But are Snapchat users more engaged?
That’s the story Snap’s executives want to tell, but thus far, Facebook has countered them on this front too. As part of their first ever earnings announcement, released in May, Snap Inc. noted that users now spend more than 30 minutes per day in the app – up from the ‘25 to 30 minutes’ stat it listed in its IPO documentation filed in February.
That figure is also listed on the Snapchat Ads website, under the title ‘Snapchatters around the world are highly engaged’.
Just this week, however, Instagram countered, noting that users under the age of 25 – Snapchat’s core market – now spend more than 32 minutes per day on their platform, while those aged 25 and older spend more than 24 minutes a day. It’s not a direct comparison, and both platforms are very different, but it does dilute Snapchat’s ‘higher engagement’ claim.
That’ll be further stretched if Snapchat can’t show an improvement in these stats (below) in their Q2 earnings announcement.
If Snap wants to sell the market on greater potential based on engagement, they need the numbers to back it up – it’s possible that they can deliver this in their figures to be released this week, but the odds, at this stage, don’t seem to be in their favor. Couple the above stats with the fact that Instagram added 100 million more users between December and April – a period in which Snapchat only added 9 million – and you get some idea of the challenge Evan Spiegel and Co. have before them.
And while Advanced Mode in their Ad Manager may help boost the app’s appeal to bigger advertisers, if they want to keep winning big ad dollars, they’ll need to show why they should be using Snapchat over Instagram, which is gaining more and more momentum every day.

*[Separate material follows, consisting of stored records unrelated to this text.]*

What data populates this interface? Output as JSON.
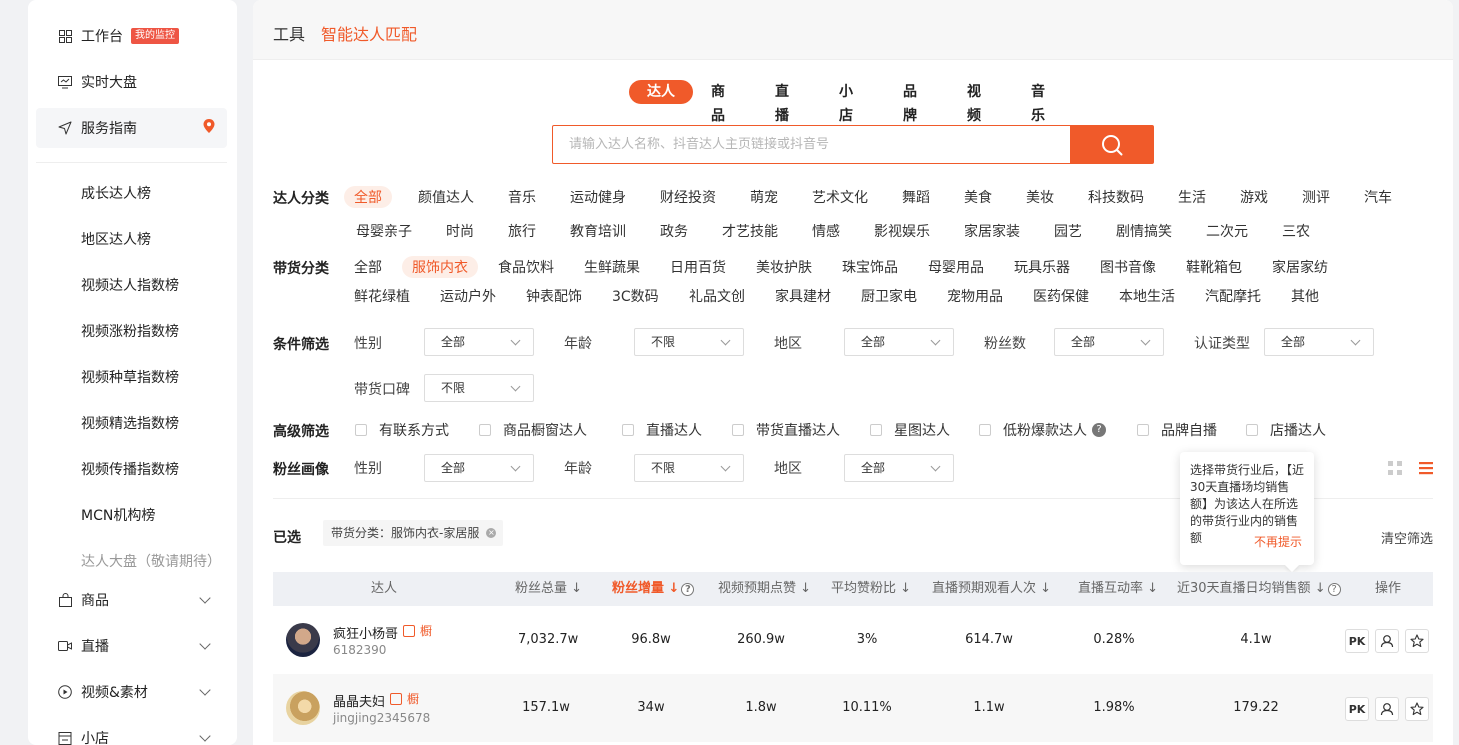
{
  "sidebar": {
    "workbench": "工作台",
    "workbench_badge": "我的监控",
    "realtime": "实时大盘",
    "service_guide": "服务指南",
    "subitems": [
      "成长达人榜",
      "地区达人榜",
      "视频达人指数榜",
      "视频涨粉指数榜",
      "视频种草指数榜",
      "视频精选指数榜",
      "视频传播指数榜",
      "MCN机构榜",
      "达人大盘（敬请期待）"
    ],
    "groups": [
      "商品",
      "直播",
      "视频&素材",
      "小店"
    ]
  },
  "breadcrumb": {
    "section": "工具",
    "page": "智能达人匹配"
  },
  "tabs": [
    "达人",
    "商品",
    "直播",
    "小店",
    "品牌",
    "视频",
    "音乐"
  ],
  "search": {
    "placeholder": "请输入达人名称、抖音达人主页链接或抖音号"
  },
  "filters": {
    "category_label": "达人分类",
    "category_row1": [
      "全部",
      "颜值达人",
      "音乐",
      "运动健身",
      "财经投资",
      "萌宠",
      "艺术文化",
      "舞蹈",
      "美食",
      "美妆",
      "科技数码",
      "生活",
      "游戏",
      "测评",
      "汽车"
    ],
    "category_row2": [
      "母婴亲子",
      "时尚",
      "旅行",
      "教育培训",
      "政务",
      "才艺技能",
      "情感",
      "影视娱乐",
      "家居家装",
      "园艺",
      "剧情搞笑",
      "二次元",
      "三农"
    ],
    "goods_label": "带货分类",
    "goods_row1": [
      "全部",
      "服饰内衣",
      "食品饮料",
      "生鲜蔬果",
      "日用百货",
      "美妆护肤",
      "珠宝饰品",
      "母婴用品",
      "玩具乐器",
      "图书音像",
      "鞋靴箱包",
      "家居家纺"
    ],
    "goods_row2": [
      "鲜花绿植",
      "运动户外",
      "钟表配饰",
      "3C数码",
      "礼品文创",
      "家具建材",
      "厨卫家电",
      "宠物用品",
      "医药保健",
      "本地生活",
      "汽配摩托",
      "其他"
    ],
    "condition_label": "条件筛选",
    "conditions": [
      {
        "label": "性别",
        "value": "全部"
      },
      {
        "label": "年龄",
        "value": "不限"
      },
      {
        "label": "地区",
        "value": "全部"
      },
      {
        "label": "粉丝数",
        "value": "全部"
      },
      {
        "label": "认证类型",
        "value": "全部"
      },
      {
        "label": "带货口碑",
        "value": "不限"
      }
    ],
    "advanced_label": "高级筛选",
    "advanced": [
      "有联系方式",
      "商品橱窗达人",
      "直播达人",
      "带货直播达人",
      "星图达人",
      "低粉爆款达人",
      "品牌自播",
      "店播达人"
    ],
    "fans_label": "粉丝画像",
    "fans": [
      {
        "label": "性别",
        "value": "全部"
      },
      {
        "label": "年龄",
        "value": "不限"
      },
      {
        "label": "地区",
        "value": "全部"
      }
    ]
  },
  "selected": {
    "label": "已选",
    "chip": "带货分类：服饰内衣-家居服",
    "clear": "清空筛选"
  },
  "tooltip": {
    "text": "选择带货行业后，【近30天直播场均销售额】为该达人在所选的带货行业内的销售额",
    "dismiss": "不再提示"
  },
  "table": {
    "headers": [
      "达人",
      "粉丝总量",
      "粉丝增量",
      "视频预期点赞",
      "平均赞粉比",
      "直播预期观看人次",
      "直播互动率",
      "近30天直播日均销售额",
      "操作"
    ],
    "rows": [
      {
        "name": "疯狂小杨哥",
        "id": "6182390",
        "fans": "7,032.7w",
        "growth": "96.8w",
        "likes": "260.9w",
        "ratio": "3%",
        "views": "614.7w",
        "interact": "0.28%",
        "sales": "4.1w",
        "tag": "橱"
      },
      {
        "name": "晶晶夫妇",
        "id": "jingjing2345678",
        "fans": "157.1w",
        "growth": "34w",
        "likes": "1.8w",
        "ratio": "10.11%",
        "views": "1.1w",
        "interact": "1.98%",
        "sales": "179.22",
        "tag": "橱"
      }
    ],
    "pk_label": "PK"
  },
  "colors": {
    "accent": "#f05a2a",
    "badge": "#ee5544"
  }
}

It’s possible Snap can do this, but the challenge before the is significant.
Advanced Mode is rolling out now to select advertisers, with a wider release later this month.